Excerpts from an interface dataset:
__________________________________________________

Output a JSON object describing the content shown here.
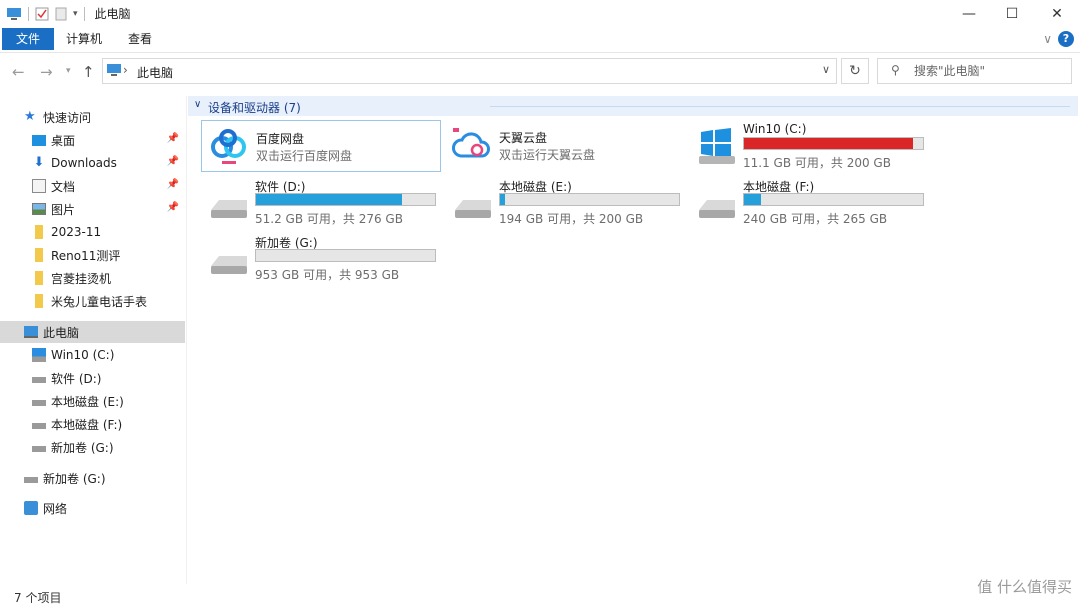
{
  "window": {
    "title": "此电脑"
  },
  "ribbon": {
    "tabs": [
      {
        "label": "文件"
      },
      {
        "label": "计算机"
      },
      {
        "label": "查看"
      }
    ]
  },
  "address": {
    "path": "此电脑"
  },
  "search": {
    "placeholder": "搜索\"此电脑\""
  },
  "sidebar": {
    "quick_access": "快速访问",
    "quick_items": [
      {
        "label": "桌面"
      },
      {
        "label": "Downloads"
      },
      {
        "label": "文档"
      },
      {
        "label": "图片"
      },
      {
        "label": "2023-11"
      },
      {
        "label": "Reno11测评"
      },
      {
        "label": "宫菱挂烫机"
      },
      {
        "label": "米兔儿童电话手表"
      }
    ],
    "this_pc": "此电脑",
    "pc_items": [
      {
        "label": "Win10 (C:)"
      },
      {
        "label": "软件 (D:)"
      },
      {
        "label": "本地磁盘 (E:)"
      },
      {
        "label": "本地磁盘 (F:)"
      },
      {
        "label": "新加卷 (G:)"
      }
    ],
    "extra": {
      "label": "新加卷 (G:)"
    },
    "network": "网络"
  },
  "content": {
    "group_title": "设备和驱动器 (7)",
    "items": [
      {
        "name": "百度网盘",
        "sub": "双击运行百度网盘"
      },
      {
        "name": "天翼云盘",
        "sub": "双击运行天翼云盘"
      },
      {
        "name": "Win10 (C:)",
        "sub": "11.1 GB 可用，共 200 GB",
        "used_fraction": 0.944
      },
      {
        "name": "软件 (D:)",
        "sub": "51.2 GB 可用，共 276 GB",
        "used_fraction": 0.814
      },
      {
        "name": "本地磁盘 (E:)",
        "sub": "194 GB 可用，共 200 GB",
        "used_fraction": 0.03
      },
      {
        "name": "本地磁盘 (F:)",
        "sub": "240 GB 可用，共 265 GB",
        "used_fraction": 0.094
      },
      {
        "name": "新加卷 (G:)",
        "sub": "953 GB 可用，共 953 GB",
        "used_fraction": 0.0
      }
    ]
  },
  "status": {
    "text": "7 个项目"
  },
  "watermark": {
    "text": "值 什么值得买"
  },
  "colors": {
    "accent": "#1a6fc4",
    "bar_normal": "#26a0da",
    "bar_full": "#da2626"
  }
}
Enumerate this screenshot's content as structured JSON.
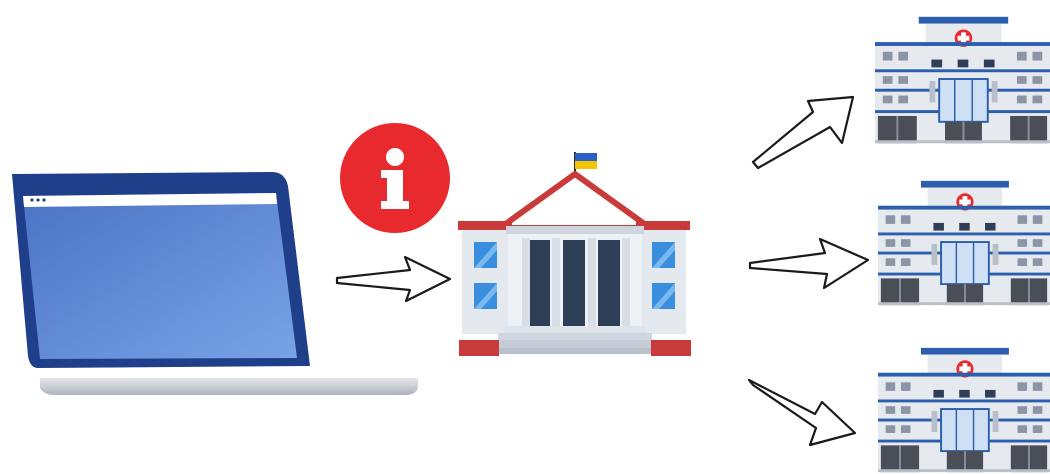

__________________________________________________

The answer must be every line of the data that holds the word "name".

▶ _Expected output_:
        "name": "百度网盘",
        "name": "天翼云盘",
        "name": "Win10 (C:)",
        "name": "软件 (D:)",
        "name": "本地磁盘 (E:)",
        "name": "本地磁盘 (F:)",
        "name": "新加卷 (G:)",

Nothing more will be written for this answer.